Expert tips and hacks for caring for your gear
A well-fitting hauler makes all the difference
We’ve all been there. You’re ten miles into your first day on trail, and it hits you. The pain started in your shoulders but has slowly moved to your lower back. You grasp for any strap you can reach and wrench it down. Maybe that helps for 30 minutes, or even an hour, but the pain returns with vengeance. Adjusting your backpack properly seems like it should be simple, and it’s easy to take for granted until you’re struggling down the trail, ruing the day you didn’t take the time to dial in the fit. Don’t be that person. Here are my tips for getting off on the right foot.
#1. Buy the Right Pack for Your Body Type
Going into a specialty retailer is always a smart decision when investing in a pack. Most associates are well trained on how to measure your body and recommend the right pack for you. But if you’re buying online, you’ll want to make sure to get the correct measurements of your torso. Grab a friend and have them measure from your iliac crest to the C7 vertebrae. (The iliac crest is the very top of your hip bone, and the C7 vertebrae is the base of your neck.) The easiest way to identify your C7 is to look directly at the ground and feel for the vertebrae that sticks out farthest on the back of your neck. This measurement will help you decide what size pack to get—most come in small, medium, or large, based on torso length in inches. But sizes are not uniform across companies, so check the brands’ websites for specific measurements.
#2. Adjust Your Pack to Your Body
So you’ve got your shiny new pack. Now it’s time to fit it. Most packs have adjustable hip sections and torso lengths; read your pack’s manual on how to adjust it properly. Start with your hip straps and make sure each end of the belt comes around the front of your hips, about two or three inches from the front of your iliac crest. Next, adjust the torso to the measurements you took in step one. Most packs have a rail or Velcro and loop system to make it easy to lengthen or shorten the pack on the frame. Don’t be afraid to come back to this step and adjust accordingly if the pack isn’t carrying correctly on your body after steps three and four.
#3. Start at Your Hips
You always want to fit your backpack from the hips up, starting with positioning the middle of the hip straps directly on top of your iliac crest. Give them a good strong tug, and make sure they’re tight. This will give you a solid foundation to build from. Many hikers have the common misconception that most of the weight should rest on your shoulder straps—and these people will feel the pain shortly into their hike. Follow the 80/20 principle: 80 percent of the weight should be on your hips and 20 percent on your shoulders. Your hips are where you carry your center of gravity and most of your power—use that to your advantage.
#4. Adjust Your Shoulder Straps

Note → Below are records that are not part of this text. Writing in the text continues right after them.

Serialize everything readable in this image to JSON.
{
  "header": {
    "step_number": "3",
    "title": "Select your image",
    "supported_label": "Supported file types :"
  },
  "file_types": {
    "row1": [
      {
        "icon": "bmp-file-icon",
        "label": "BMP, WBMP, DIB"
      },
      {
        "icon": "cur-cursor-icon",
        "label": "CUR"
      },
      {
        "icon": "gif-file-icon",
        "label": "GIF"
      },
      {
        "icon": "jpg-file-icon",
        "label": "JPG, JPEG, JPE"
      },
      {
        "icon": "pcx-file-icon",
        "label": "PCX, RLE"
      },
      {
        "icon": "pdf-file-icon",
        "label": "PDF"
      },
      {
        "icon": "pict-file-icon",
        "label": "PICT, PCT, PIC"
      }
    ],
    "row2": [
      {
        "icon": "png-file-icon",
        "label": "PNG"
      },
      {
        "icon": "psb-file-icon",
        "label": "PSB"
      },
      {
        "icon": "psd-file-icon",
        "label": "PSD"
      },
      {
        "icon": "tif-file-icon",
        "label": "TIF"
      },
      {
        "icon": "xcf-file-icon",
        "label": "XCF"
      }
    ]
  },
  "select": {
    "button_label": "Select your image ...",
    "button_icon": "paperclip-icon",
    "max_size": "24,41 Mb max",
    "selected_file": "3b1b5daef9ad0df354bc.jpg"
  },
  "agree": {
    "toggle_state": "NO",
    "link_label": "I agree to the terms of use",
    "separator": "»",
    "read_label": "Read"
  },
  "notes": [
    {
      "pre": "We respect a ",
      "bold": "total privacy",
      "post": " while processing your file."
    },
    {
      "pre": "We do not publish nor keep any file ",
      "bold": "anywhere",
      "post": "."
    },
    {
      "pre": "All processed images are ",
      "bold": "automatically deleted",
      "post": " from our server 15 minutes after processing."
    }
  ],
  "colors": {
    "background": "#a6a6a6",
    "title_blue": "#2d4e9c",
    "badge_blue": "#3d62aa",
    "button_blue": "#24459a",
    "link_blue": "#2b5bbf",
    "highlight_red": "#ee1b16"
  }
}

Next, you’ll want to fine-tune the fit of your shoulder straps. Pull the straps forward away from your body and then down toward your hips to get a natural fit. Be careful not to overtighten here, as the straps can dig into your shoulders. When fitted correctly, they should hug your shoulders from front to back without any gaps between the shoulder strap and your back. If you do have a gap, most likely your torso setting is a little too long. Crank the torso setting down by an inch and try again.
#5. Finish It Off
The last two adjustments you’ll make on your pack are the load lifters and the sternum strap. Adjust your load lifters first by pulling down on the tab until the straps make a 45-degree angle. If you’ve overtightened, this will make the top of your shoulder straps pull away from your body. Next, adjust your sternum strap along the rails until the strap rests one inch below your collarbone. Buckle the strap and lightly grab the loose end of the strap and tighten until the strap slips through your fingers. Overtightening the sternum strap could throw off the fit of your backpack and, in extreme cases, restrict breathing. If your sternum strap is too tight, you’ll see the outside edges of your shoulder straps begin to lift off your chest.